╭──

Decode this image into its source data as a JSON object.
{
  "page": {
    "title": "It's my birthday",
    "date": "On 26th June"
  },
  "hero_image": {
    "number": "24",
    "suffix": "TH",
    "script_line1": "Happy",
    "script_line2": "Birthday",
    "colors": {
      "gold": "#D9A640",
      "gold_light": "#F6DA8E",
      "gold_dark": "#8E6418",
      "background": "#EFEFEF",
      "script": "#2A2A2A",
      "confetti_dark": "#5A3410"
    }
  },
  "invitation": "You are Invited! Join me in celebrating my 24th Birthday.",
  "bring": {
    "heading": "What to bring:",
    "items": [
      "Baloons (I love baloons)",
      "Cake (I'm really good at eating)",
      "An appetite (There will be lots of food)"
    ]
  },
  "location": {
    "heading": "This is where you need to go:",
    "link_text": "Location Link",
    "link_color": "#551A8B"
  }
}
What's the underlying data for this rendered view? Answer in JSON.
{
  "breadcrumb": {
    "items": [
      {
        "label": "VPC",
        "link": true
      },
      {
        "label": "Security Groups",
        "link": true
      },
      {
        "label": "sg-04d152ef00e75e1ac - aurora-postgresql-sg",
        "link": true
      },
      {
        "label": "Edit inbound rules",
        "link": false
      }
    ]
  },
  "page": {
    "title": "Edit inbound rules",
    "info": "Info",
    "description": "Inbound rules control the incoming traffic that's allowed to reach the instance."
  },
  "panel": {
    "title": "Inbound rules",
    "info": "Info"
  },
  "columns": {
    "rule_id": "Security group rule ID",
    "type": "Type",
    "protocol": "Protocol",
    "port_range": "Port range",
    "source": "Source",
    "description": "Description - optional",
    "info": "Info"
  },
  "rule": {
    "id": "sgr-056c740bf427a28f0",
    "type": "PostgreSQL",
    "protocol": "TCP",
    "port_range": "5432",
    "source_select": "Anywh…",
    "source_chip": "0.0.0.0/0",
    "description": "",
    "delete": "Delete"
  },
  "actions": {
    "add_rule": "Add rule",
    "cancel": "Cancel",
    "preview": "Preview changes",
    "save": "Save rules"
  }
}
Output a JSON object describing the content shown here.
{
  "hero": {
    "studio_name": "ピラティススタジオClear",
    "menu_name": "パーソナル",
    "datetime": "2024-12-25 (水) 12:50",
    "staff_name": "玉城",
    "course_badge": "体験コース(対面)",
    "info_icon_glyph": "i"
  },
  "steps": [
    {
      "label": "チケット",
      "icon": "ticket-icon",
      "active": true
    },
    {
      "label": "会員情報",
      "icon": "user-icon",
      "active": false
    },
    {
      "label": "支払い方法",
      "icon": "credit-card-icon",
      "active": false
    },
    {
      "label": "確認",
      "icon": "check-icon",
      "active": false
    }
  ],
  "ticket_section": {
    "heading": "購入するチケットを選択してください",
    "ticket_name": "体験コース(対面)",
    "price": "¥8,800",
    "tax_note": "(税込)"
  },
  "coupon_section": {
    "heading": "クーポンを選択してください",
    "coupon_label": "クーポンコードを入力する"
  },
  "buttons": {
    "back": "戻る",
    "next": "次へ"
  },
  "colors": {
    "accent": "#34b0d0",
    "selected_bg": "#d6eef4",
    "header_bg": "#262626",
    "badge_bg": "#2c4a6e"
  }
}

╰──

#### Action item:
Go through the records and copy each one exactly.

#### Response to the task:
Decode this image into its source data as a JSON object.
{
  "page": {
    "title": "It's my birthday",
    "date": "On 26th June"
  },
  "hero_image": {
    "number": "24",
    "suffix": "TH",
    "script_line1": "Happy",
    "script_line2": "Birthday",
    "colors": {
      "gold": "#D9A640",
      "gold_light": "#F6DA8E",
      "gold_dark": "#8E6418",
      "background": "#EFEFEF",
      "script": "#2A2A2A",
      "confetti_dark": "#5A3410"
    }
  },
  "invitation": "You are Invited! Join me in celebrating my 24th Birthday.",
  "bring": {
    "heading": "What to bring:",
    "items": [
      "Baloons (I love baloons)",
      "Cake (I'm really good at eating)",
      "An appetite (There will be lots of food)"
    ]
  },
  "location": {
    "heading": "This is where you need to go:",
    "link_text": "Location Link",
    "link_color": "#551A8B"
  }
}
What's the underlying data for this rendered view? Answer in JSON.
{
  "breadcrumb": {
    "items": [
      {
        "label": "VPC",
        "link": true
      },
      {
        "label": "Security Groups",
        "link": true
      },
      {
        "label": "sg-04d152ef00e75e1ac - aurora-postgresql-sg",
        "link": true
      },
      {
        "label": "Edit inbound rules",
        "link": false
      }
    ]
  },
  "page": {
    "title": "Edit inbound rules",
    "info": "Info",
    "description": "Inbound rules control the incoming traffic that's allowed to reach the instance."
  },
  "panel": {
    "title": "Inbound rules",
    "info": "Info"
  },
  "columns": {
    "rule_id": "Security group rule ID",
    "type": "Type",
    "protocol": "Protocol",
    "port_range": "Port range",
    "source": "Source",
    "description": "Description - optional",
    "info": "Info"
  },
  "rule": {
    "id": "sgr-056c740bf427a28f0",
    "type": "PostgreSQL",
    "protocol": "TCP",
    "port_range": "5432",
    "source_select": "Anywh…",
    "source_chip": "0.0.0.0/0",
    "description": "",
    "delete": "Delete"
  },
  "actions": {
    "add_rule": "Add rule",
    "cancel": "Cancel",
    "preview": "Preview changes",
    "save": "Save rules"
  }
}
Output a JSON object describing the content shown here.
{
  "hero": {
    "studio_name": "ピラティススタジオClear",
    "menu_name": "パーソナル",
    "datetime": "2024-12-25 (水) 12:50",
    "staff_name": "玉城",
    "course_badge": "体験コース(対面)",
    "info_icon_glyph": "i"
  },
  "steps": [
    {
      "label": "チケット",
      "icon": "ticket-icon",
      "active": true
    },
    {
      "label": "会員情報",
      "icon": "user-icon",
      "active": false
    },
    {
      "label": "支払い方法",
      "icon": "credit-card-icon",
      "active": false
    },
    {
      "label": "確認",
      "icon": "check-icon",
      "active": false
    }
  ],
  "ticket_section": {
    "heading": "購入するチケットを選択してください",
    "ticket_name": "体験コース(対面)",
    "price": "¥8,800",
    "tax_note": "(税込)"
  },
  "coupon_section": {
    "heading": "クーポンを選択してください",
    "coupon_label": "クーポンコードを入力する"
  },
  "buttons": {
    "back": "戻る",
    "next": "次へ"
  },
  "colors": {
    "accent": "#34b0d0",
    "selected_bg": "#d6eef4",
    "header_bg": "#262626",
    "badge_bg": "#2c4a6e"
  }
}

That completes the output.